The C64 Mini is a "perfectly formed" replica, half the size of the original, and sporting an HDMI and two USB ports, so you can plug in a standard USB keyboard and "type in those old BASIC computer listings or program new games. For those who'd rather get straight to the chunky pixels, it will also come with a "classic style joystick" and 64 "legendary" preinstalled games.   

"Most of these were rated over 90 percent by leading publications of the day, with many winning coveted awards," creator Retro Games said.  "From sports to shooters, platformers to puzzlers, there’s a plethora of titles to keep the most discerning retro enthusiast happy." 
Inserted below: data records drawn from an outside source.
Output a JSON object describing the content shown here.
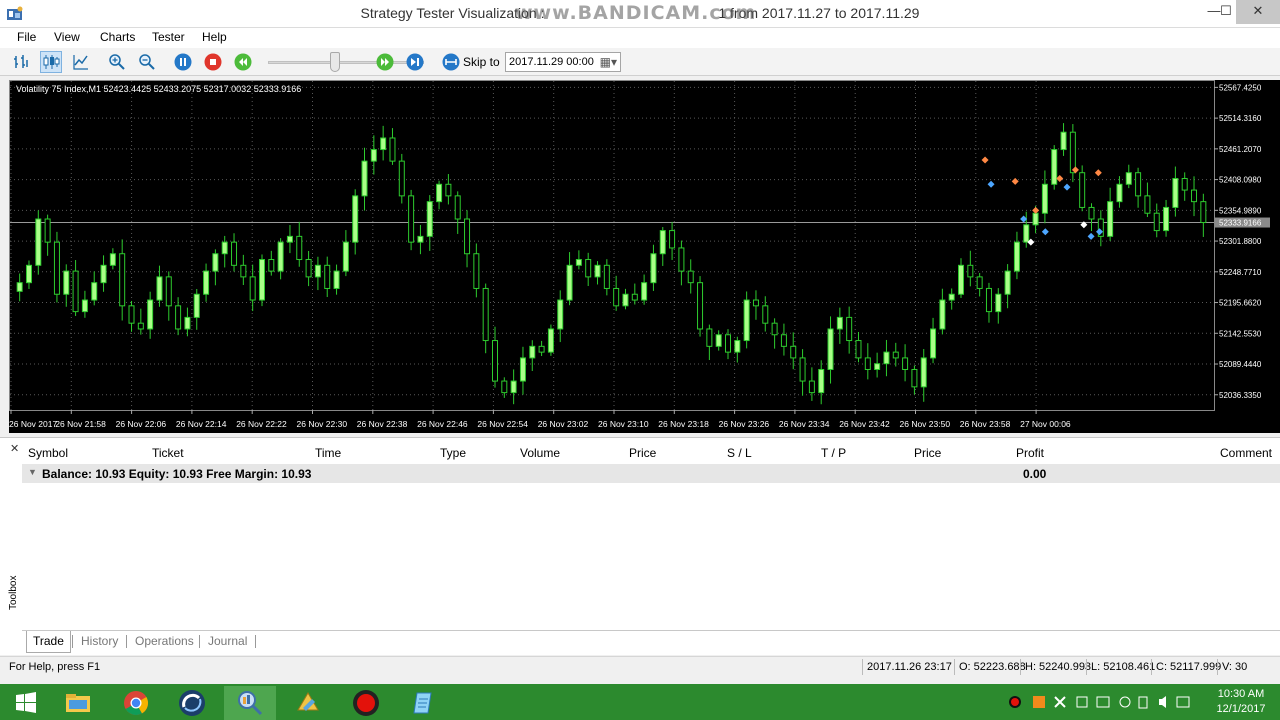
{
  "window": {
    "title": "Strategy Tester Visualization : www.BANDICAM.com 1 from 2017.11.27 to 2017.11.29",
    "title_left": "Strategy Tester Visualization : ",
    "watermark": "www.BANDICAM.com",
    "title_right": "1 from 2017.11.27 to 2017.11.29",
    "minimize": "—",
    "maximize": "☐",
    "close": "✕"
  },
  "menu": {
    "file": "File",
    "view": "View",
    "charts": "Charts",
    "tester": "Tester",
    "help": "Help"
  },
  "toolbar": {
    "skip_label": "Skip to",
    "skip_date": "2017.11.29 00:00",
    "buttons": [
      "bar-chart-icon",
      "candlestick-chart-icon",
      "line-chart-icon",
      "zoom-in-icon",
      "zoom-out-icon",
      "pause-icon",
      "stop-icon",
      "rewind-icon",
      "fast-forward-icon",
      "skip-end-icon",
      "skip-to-icon"
    ]
  },
  "chart": {
    "info": "Volatility 75 Index,M1  52423.4425 52433.2075 52317.0032 52333.9166",
    "current_price_label": "52333.9166",
    "colors": {
      "background": "#000000",
      "up": "#aaff88",
      "down": "#000000",
      "wick": "#2ecc2e",
      "grid": "#585858",
      "axis_text": "#ffffff"
    }
  },
  "chart_data": {
    "type": "candlestick",
    "title": "Volatility 75 Index,M1",
    "ohlc_header": {
      "open": 52423.4425,
      "high": 52433.2075,
      "low": 52317.0032,
      "close": 52333.9166
    },
    "y_ticks": [
      "52567.4250",
      "52514.3160",
      "52461.2070",
      "52408.0980",
      "52354.9890",
      "52301.8800",
      "52248.7710",
      "52195.6620",
      "52142.5530",
      "52089.4440",
      "52036.3350"
    ],
    "ylim": [
      52010,
      52575
    ],
    "x_ticks": [
      "26 Nov 2017",
      "26 Nov 21:58",
      "26 Nov 22:06",
      "26 Nov 22:14",
      "26 Nov 22:22",
      "26 Nov 22:30",
      "26 Nov 22:38",
      "26 Nov 22:46",
      "26 Nov 22:54",
      "26 Nov 23:02",
      "26 Nov 23:10",
      "26 Nov 23:18",
      "26 Nov 23:26",
      "26 Nov 23:34",
      "26 Nov 23:42",
      "26 Nov 23:50",
      "26 Nov 23:58",
      "27 Nov 00:06"
    ],
    "current_price": 52333.9166,
    "grid": true,
    "closes": [
      52230,
      52260,
      52340,
      52300,
      52210,
      52250,
      52180,
      52200,
      52230,
      52260,
      52280,
      52190,
      52160,
      52150,
      52200,
      52240,
      52190,
      52150,
      52170,
      52210,
      52250,
      52280,
      52300,
      52260,
      52240,
      52200,
      52270,
      52250,
      52300,
      52310,
      52270,
      52240,
      52260,
      52220,
      52250,
      52300,
      52380,
      52440,
      52460,
      52480,
      52440,
      52380,
      52300,
      52310,
      52370,
      52400,
      52380,
      52340,
      52280,
      52220,
      52130,
      52060,
      52040,
      52060,
      52100,
      52120,
      52110,
      52150,
      52200,
      52260,
      52270,
      52240,
      52260,
      52220,
      52190,
      52210,
      52200,
      52230,
      52280,
      52320,
      52290,
      52250,
      52230,
      52150,
      52120,
      52140,
      52110,
      52130,
      52200,
      52190,
      52160,
      52140,
      52120,
      52100,
      52060,
      52040,
      52080,
      52150,
      52170,
      52130,
      52100,
      52080,
      52090,
      52110,
      52100,
      52080,
      52050,
      52100,
      52150,
      52200,
      52210,
      52260,
      52240,
      52220,
      52180,
      52210,
      52250,
      52300,
      52330,
      52350,
      52400,
      52460,
      52490,
      52420,
      52360,
      52340,
      52310,
      52370,
      52400,
      52420,
      52380,
      52350,
      52320,
      52360,
      52410,
      52390,
      52370,
      52333.9166
    ],
    "trade_markers": "diamond-shaped open/close markers (blue, orange, white) near 27 Nov 00:00 - 00:06"
  },
  "terminal": {
    "columns": [
      "Symbol",
      "Ticket",
      "Time",
      "Type",
      "Volume",
      "Price",
      "S / L",
      "T / P",
      "Price",
      "Profit",
      "Comment"
    ],
    "balance_row": "Balance: 10.93  Equity: 10.93  Free Margin: 10.93",
    "profit": "0.00",
    "toolbox_label": "Toolbox",
    "tabs": [
      "Trade",
      "History",
      "Operations",
      "Journal"
    ],
    "active_tab": "Trade"
  },
  "statusbar": {
    "help": "For Help, press F1",
    "datetime": "2017.11.26 23:17",
    "open": "O: 52223.688",
    "high": "H: 52240.993",
    "low": "L: 52108.461",
    "close": "C: 52117.999",
    "volume": "V: 30"
  },
  "taskbar": {
    "apps": [
      "windows-start-icon",
      "file-explorer-icon",
      "chrome-icon",
      "metatrader-icon",
      "strategy-tester-icon",
      "metaeditor-icon",
      "bandicam-record-icon",
      "notepad-icon"
    ],
    "time": "10:30 AM",
    "date": "12/1/2017",
    "colors": {
      "background": "#2c8a2e",
      "active": "#4ea64f"
    }
  }
}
If that company name rings a bell, it may be because it's the same outfit that launched a crowdfunded effort to resurrect the Commodore 64, along with a C64SX handheld, on Indiegogo. That effort failed to reach its goal, attracting just over $100,000 of its $150,000 target, but because it was a "flexible funding" campaign, Retro Games kept the money and work on the computers continued.

The company said in an Indiegogo update that it had hooked up with "a global business partner who would help us deliver the console to backers and to the retail market," but part of the plan for making that happen included coming up with more versions of the system—which is why the C64 Mini will be released ahead of the full-size unit. 

"In conversations with retailers it has become clear that the wider retail market is demanding the C64 Mini more so than our full-size design," it explained. "Putting this Mini model first in the production timeline will mean that not only will we have the capital to deliver to the backers and pre-order customers that have supported us, but that we will also give them far more than the product they originally paid for." 

To that end, all backers of the original Indiegogo campaign, or who preordered the new C64 prior to the announcement of the Mini, will be given a Mini console along with the regular system. That's the good news: The bad news is that the C64 Mini doesn't have a solid release date (though it is planned for this year), the C64 won't be out until sometime after the Mini comes out, and the handheld is even further off—so far off, in fact, that backers of the handheld will be given the Mini and full-size C64 instead, as well as "a significant discount" on the unit should they decide to buy it when it comes out.

"Our aim is to deliver the C64 Mini console set to Indiegogo backers and pre-order supporters in time for Christmas 2017. At this stage we are still completing and testing the firmware, so we must stop short of guaranteeing this date—if we do miss it, we will deliver as early in the New Year as we can; we feel as a team that honesty is better than broken promises," Retro Games wrote. "Once the global launch of the C64 Mini has been completed, we will switch our focus back to the full-size keyboard model of the C64, with our aim to deliver to you all in early 2018. We appreciate that any delay from an original estimate is disappointing, but we hope that the C64 Mini will keep your thumbs twiddling until then." 

The C64 Mini will carry a suggested price tag of $70/£70/€80. 

Andy Chalk

Andy has been gaming on PCs from the very beginning, starting as a youngster with text adventures and primitive action games on a cassette-based TRS80. From there he graduated to the glory days of Sierra Online adventures and Microprose sims, ran a local BBS, learned how to build PCs, and developed a longstanding love of RPGs, immersive sims, and shooters. He began writing videogame news in 2007 for The Escapist and somehow managed to avoid getting fired until 2014, when he joined the storied ranks of PC Gamer. He covers all aspects of the industry, from new game announcements and patch notes to legal disputes, Twitch beefs, esports, and Henry Cavill. Lots of Henry Cavill.